3D Hubs announced the creation of not one, but two new logistics centers located in the USA and Europe.
3D Hubs Background
3D Hubs is an interesting company that operates as a manufacturing network. Years ago they began as an informal network for idle desktop 3D printers, but in recent years have expanded operations and fully shifted to the professional market. Participants are now fully-fledged professional manufacturers rather than hobbyists, and this has allowed the company to attract more profitable business.
At the core, however, 3D Hubs remains the same: connecting those who want parts produced with those who can make them. And today they offer a lot more than just 3D printing services.
Participants in 3D Hubs’ network who produce parts for others can be located anywhere, and for many it’s simply the cost of production that matters instead of its locale of production. This means that produced parts may be shipped to a client from potentially anywhere.

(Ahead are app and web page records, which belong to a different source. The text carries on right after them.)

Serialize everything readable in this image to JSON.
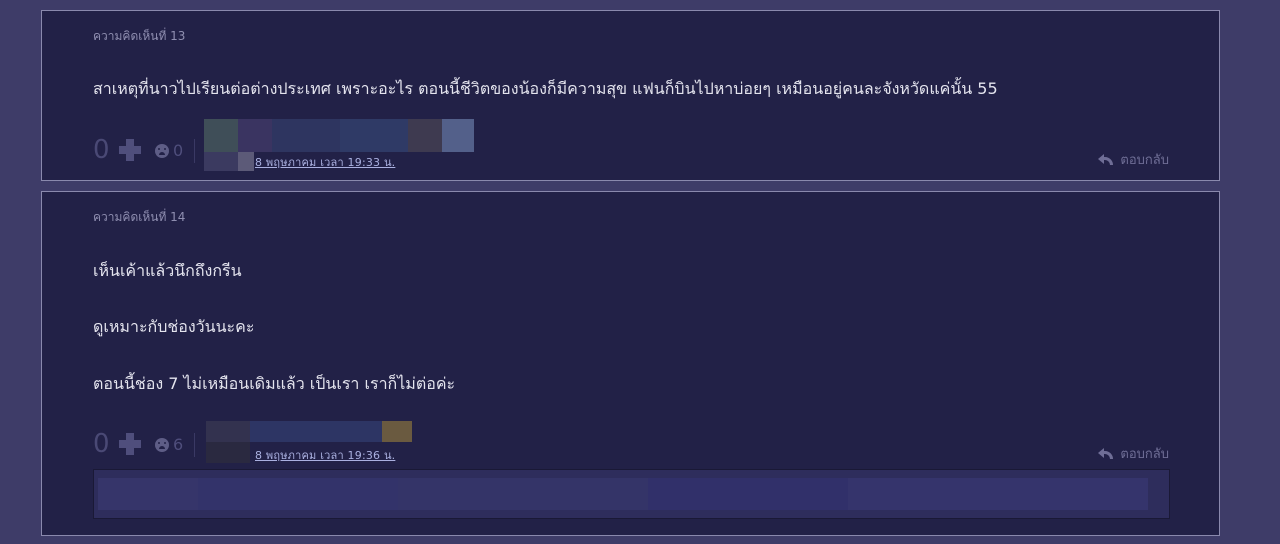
{
  "comments": [
    {
      "number_label": "ความคิดเห็นที่ 13",
      "lines": [
        "สาเหตุที่นาวไปเรียนต่อต่างประเทศ เพราะอะไร ตอนนี้ชีวิตของน้องก็มีความสุข แฟนก็บินไปหาบ่อยๆ เหมือนอยู่คนละจังหวัดแค่นั้น 55"
      ],
      "vote_count": "0",
      "emotion_count": "0",
      "timestamp": "8 พฤษภาคม เวลา 19:33 น.",
      "reply_label": "ตอบกลับ"
    },
    {
      "number_label": "ความคิดเห็นที่ 14",
      "lines": [
        "เห็นเค้าแล้วนึกถึงกรีน",
        "ดูเหมาะกับช่องวันนะคะ",
        "ตอนนี้ช่อง 7 ไม่เหมือนเดิมแล้ว เป็นเรา เราก็ไม่ต่อค่ะ"
      ],
      "vote_count": "0",
      "emotion_count": "6",
      "timestamp": "8 พฤษภาคม เวลา 19:36 น.",
      "reply_label": "ตอบกลับ"
    }
  ],
  "icons": {
    "vote": "plus-icon",
    "emotion": "emoticon-icon",
    "reply": "reply-icon"
  },
  "colors": {
    "page_bg": "#3e3c68",
    "card_bg": "#222147",
    "card_border": "#8a89ad",
    "text": "#e4e4ee",
    "muted": "#8f8eb0",
    "link": "#aab0e0"
  }
}
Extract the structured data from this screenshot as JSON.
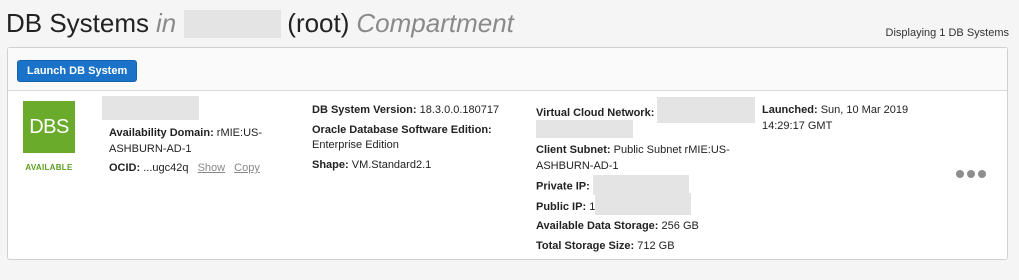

While that normally works well, the pandemic has wreaked havoc with traditional supply chains. It’s now not uncommon to see significant delays in shipments for a variety of reasons, and that’s definitely not good for any operation using a just-in-time approach.
The current conditions have shifted priorities for many companies that now seek supply chains that are resilient, reliable and flexible in addition to being low cost. 3D Hubs and similar manufacturing networks have offered this flexibility and thus many of them are seeing a boom in business.
3D Hubs Logistics Centers
But what about the reliable part? That’s what 3D Hubs’ latest announcement is all about. These two new logistics centers will perform some important functions reliably and efficiently. Filemon Schoffer, Co-Founder and COO of 3D Hubs, explains:
“This week, we announced the opening of 2 new logistics centers in Chicago and Amsterdam. These central hubs will streamline customs clearance and conduct additional quality inspections for all manufactured parts imported into the US and EU.
This is a major step for us in streamlining the experience from a globally distributed manufacturing network.”
3D Hubs CEO Bram de Swart said:
“For a long time, companies have sought to outsource their manufacturing overseas, but this has come with the risk of customs delays and inconsistent quality.
This year we decided to solve this industry challenge once and for all. By opening these new warehouses, 3D Hubs grants engineers and supply chain managers truly reliable access to overseas manufacturing.”
3D Hubs Client Strategy
This is a really interesting move, as it could provide some additional assurance for skeptical prospects, as the sometimes confusing work to import parts can be complex and confusing for those doing so for the first time. However, with the knowledge that there will be a service to do this routinely, prospects may be more likely to give 3D Hubs a try.
And if they do so, they just might stick around as long-term 3D Hubs clients.
The additional quality inspections is a feature that will offer similar benefits to 3D Hubs clients.
One of my rules-of-thumb is that if you want something to happen, you remove as many barriers as possible. That seems to be what 3D Hubs is doing here: removing more barriers to using their service.
Via 3D Hubs